◆ Task goal ◆
Using the entries that follow, give the number of lines containing the string "html". Write nothing besides that number.

(Data records Opens)

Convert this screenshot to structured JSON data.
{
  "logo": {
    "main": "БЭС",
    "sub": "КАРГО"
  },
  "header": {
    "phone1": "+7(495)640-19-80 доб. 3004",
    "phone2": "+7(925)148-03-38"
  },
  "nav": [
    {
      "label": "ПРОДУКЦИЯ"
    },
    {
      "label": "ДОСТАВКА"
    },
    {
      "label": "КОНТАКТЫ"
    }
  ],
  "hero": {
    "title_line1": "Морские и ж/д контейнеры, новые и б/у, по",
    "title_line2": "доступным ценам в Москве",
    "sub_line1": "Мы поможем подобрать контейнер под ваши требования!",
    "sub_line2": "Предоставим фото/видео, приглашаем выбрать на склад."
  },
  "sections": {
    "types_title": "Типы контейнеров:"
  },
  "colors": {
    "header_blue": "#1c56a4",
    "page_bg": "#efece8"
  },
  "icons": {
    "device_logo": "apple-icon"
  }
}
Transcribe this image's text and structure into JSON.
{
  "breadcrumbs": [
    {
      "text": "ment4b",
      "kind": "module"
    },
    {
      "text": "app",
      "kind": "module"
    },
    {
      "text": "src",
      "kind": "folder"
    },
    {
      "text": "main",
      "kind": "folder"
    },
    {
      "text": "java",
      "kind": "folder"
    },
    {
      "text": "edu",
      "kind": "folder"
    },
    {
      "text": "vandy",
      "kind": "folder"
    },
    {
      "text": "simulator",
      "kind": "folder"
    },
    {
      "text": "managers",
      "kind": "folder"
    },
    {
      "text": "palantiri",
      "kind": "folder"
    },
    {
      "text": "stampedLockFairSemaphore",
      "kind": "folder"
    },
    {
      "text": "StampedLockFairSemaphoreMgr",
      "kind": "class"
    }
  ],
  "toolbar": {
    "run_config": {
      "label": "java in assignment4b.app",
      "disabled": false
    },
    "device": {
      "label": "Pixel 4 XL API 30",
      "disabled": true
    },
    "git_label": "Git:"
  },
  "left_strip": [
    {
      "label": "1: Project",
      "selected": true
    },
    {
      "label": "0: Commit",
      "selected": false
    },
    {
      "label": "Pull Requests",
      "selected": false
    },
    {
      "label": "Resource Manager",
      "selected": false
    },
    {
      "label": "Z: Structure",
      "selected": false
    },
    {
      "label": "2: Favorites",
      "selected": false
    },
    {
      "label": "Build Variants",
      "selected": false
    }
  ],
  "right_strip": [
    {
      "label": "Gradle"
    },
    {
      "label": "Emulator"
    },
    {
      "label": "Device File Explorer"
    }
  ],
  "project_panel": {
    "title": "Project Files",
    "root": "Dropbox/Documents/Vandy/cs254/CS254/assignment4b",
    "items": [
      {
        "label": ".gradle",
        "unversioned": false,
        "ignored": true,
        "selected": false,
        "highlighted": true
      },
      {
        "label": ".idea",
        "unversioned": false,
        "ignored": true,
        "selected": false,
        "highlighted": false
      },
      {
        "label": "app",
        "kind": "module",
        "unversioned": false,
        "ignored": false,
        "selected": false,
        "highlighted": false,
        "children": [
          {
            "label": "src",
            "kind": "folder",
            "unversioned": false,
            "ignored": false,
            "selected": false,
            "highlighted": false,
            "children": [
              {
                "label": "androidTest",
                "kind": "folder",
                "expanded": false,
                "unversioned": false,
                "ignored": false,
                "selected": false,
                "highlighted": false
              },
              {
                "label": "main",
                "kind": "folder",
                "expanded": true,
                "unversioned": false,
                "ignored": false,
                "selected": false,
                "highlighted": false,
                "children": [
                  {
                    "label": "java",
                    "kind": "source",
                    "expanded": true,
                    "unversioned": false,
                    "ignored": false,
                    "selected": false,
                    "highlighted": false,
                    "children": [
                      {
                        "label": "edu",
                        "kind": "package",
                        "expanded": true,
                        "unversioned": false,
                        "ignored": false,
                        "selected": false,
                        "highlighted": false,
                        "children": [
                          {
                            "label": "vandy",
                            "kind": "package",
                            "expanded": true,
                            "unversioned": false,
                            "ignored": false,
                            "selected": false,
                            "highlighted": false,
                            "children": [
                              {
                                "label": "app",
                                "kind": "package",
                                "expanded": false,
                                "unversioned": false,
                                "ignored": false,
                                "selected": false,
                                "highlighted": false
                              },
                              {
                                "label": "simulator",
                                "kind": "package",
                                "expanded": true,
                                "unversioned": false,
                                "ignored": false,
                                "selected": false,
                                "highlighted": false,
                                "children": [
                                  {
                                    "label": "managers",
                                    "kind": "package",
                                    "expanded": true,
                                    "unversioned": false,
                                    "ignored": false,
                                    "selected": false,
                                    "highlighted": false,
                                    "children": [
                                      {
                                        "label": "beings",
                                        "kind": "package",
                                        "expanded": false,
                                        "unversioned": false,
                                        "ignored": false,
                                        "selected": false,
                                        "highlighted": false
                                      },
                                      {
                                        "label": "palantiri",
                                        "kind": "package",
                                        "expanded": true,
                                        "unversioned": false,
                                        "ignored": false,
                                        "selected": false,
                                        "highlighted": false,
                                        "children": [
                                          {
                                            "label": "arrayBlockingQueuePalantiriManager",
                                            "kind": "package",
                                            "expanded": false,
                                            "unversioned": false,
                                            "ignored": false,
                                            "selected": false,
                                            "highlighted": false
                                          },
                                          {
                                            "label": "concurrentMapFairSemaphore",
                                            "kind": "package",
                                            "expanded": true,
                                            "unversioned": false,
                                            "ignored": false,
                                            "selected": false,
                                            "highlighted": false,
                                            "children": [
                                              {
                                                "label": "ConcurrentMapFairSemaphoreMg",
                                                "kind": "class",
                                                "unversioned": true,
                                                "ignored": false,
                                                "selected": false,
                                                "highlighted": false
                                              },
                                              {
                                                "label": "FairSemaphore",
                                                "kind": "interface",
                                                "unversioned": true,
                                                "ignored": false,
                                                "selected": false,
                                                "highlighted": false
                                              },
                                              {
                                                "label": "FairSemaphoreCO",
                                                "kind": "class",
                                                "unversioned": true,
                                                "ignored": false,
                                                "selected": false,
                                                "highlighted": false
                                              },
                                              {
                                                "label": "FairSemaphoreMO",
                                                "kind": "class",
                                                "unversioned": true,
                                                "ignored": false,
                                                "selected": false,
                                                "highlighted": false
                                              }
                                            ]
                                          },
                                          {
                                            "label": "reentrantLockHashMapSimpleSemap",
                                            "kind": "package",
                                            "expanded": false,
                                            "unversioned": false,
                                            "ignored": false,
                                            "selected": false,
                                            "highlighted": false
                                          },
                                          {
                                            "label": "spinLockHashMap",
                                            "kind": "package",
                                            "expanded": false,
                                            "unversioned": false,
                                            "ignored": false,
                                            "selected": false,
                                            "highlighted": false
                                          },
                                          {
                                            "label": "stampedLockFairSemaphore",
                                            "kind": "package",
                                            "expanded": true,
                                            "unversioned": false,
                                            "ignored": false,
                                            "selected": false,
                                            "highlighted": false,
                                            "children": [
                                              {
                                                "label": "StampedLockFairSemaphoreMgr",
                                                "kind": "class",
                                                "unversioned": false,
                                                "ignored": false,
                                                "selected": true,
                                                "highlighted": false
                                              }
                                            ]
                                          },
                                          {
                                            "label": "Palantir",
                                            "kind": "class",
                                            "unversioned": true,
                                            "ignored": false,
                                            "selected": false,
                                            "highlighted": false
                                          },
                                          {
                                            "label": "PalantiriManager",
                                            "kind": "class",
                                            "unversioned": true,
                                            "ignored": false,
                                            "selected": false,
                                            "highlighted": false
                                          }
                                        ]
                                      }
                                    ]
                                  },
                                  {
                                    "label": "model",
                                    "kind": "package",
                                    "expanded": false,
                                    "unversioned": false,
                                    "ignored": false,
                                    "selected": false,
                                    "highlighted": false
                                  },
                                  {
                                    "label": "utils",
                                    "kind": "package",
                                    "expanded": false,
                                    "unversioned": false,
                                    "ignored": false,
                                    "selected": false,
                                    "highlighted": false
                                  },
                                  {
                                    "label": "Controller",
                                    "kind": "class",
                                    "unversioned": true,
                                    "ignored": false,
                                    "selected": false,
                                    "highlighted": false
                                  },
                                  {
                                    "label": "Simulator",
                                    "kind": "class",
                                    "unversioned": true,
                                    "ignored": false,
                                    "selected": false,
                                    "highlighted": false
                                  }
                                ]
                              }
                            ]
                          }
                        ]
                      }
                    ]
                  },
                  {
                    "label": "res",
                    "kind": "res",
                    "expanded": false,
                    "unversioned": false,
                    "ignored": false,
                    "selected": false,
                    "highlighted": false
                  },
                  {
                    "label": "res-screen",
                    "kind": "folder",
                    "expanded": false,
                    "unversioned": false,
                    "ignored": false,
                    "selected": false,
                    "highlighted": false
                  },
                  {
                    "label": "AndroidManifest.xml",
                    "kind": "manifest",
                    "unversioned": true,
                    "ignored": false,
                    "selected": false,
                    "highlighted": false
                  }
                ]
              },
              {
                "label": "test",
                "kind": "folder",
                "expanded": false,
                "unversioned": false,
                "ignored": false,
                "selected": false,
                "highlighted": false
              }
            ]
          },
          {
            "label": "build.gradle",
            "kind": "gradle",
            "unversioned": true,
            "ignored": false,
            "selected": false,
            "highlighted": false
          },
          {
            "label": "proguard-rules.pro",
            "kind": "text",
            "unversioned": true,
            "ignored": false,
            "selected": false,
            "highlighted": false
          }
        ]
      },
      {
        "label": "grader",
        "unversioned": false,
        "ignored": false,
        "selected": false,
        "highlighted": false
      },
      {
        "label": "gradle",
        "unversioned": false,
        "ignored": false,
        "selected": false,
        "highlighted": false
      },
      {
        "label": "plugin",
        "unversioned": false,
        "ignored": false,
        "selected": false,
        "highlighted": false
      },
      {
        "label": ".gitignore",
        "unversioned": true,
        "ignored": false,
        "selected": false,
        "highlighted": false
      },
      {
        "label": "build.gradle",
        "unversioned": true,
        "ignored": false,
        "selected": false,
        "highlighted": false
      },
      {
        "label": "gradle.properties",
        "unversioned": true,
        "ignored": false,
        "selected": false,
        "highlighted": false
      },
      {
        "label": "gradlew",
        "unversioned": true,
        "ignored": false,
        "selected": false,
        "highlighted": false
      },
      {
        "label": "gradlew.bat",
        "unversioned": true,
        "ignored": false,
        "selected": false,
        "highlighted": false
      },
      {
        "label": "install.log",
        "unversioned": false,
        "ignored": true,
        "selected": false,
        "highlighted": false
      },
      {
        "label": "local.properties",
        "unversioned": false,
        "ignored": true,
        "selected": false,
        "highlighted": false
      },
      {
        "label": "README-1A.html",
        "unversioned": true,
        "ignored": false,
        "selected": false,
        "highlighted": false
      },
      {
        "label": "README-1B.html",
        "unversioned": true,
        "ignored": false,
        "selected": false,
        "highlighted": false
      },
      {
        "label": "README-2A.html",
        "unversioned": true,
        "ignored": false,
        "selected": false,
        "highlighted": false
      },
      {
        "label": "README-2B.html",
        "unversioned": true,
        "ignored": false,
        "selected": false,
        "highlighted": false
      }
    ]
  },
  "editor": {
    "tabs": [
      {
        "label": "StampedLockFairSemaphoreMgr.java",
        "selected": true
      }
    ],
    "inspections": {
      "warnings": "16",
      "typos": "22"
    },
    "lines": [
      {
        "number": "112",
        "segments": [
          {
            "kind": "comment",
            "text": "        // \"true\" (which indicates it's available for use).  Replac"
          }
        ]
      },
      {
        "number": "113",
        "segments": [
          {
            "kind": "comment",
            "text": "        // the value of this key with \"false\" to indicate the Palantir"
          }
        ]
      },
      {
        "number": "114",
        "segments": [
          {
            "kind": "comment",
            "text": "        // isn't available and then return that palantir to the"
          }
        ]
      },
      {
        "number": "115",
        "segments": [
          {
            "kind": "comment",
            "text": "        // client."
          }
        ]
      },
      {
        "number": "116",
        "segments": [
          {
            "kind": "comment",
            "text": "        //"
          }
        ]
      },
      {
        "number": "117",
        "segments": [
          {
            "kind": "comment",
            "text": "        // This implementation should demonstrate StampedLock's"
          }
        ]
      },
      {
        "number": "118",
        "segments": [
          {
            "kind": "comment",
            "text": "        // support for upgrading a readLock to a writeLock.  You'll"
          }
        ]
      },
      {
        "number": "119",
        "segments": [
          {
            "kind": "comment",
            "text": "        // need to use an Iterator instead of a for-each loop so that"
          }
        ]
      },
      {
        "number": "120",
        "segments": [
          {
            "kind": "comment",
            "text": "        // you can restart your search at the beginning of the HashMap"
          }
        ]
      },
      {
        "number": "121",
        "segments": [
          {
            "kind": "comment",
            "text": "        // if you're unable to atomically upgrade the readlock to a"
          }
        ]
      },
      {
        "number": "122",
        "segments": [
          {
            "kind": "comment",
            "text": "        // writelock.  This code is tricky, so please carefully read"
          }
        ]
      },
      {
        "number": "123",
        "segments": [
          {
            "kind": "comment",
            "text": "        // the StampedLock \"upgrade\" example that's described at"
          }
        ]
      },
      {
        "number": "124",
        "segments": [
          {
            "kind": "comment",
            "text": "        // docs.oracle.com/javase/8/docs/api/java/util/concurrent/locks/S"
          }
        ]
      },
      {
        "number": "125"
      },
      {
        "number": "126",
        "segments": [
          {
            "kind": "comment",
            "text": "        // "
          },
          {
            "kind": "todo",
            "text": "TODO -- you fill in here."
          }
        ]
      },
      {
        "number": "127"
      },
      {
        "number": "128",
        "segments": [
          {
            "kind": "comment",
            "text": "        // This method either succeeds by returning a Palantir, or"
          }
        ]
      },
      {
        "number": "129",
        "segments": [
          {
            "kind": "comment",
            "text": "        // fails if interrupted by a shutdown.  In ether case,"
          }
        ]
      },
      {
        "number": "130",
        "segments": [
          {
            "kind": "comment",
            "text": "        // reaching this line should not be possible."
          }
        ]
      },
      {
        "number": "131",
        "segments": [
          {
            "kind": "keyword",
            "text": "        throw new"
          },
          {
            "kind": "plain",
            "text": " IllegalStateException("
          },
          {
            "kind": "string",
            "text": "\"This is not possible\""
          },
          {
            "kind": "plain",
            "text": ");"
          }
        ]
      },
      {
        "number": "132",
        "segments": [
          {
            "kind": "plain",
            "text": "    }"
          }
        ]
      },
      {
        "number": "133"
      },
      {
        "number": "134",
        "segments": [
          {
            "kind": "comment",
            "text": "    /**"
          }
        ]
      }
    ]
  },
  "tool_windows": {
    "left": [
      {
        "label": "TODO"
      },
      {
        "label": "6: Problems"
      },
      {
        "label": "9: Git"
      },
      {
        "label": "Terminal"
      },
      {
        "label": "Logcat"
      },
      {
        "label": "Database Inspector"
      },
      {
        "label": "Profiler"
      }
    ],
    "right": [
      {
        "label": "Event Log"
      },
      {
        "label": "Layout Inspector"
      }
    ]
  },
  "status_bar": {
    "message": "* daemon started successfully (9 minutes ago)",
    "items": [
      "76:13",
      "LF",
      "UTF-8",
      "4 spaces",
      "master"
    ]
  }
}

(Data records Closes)

◆ Task response ◆
4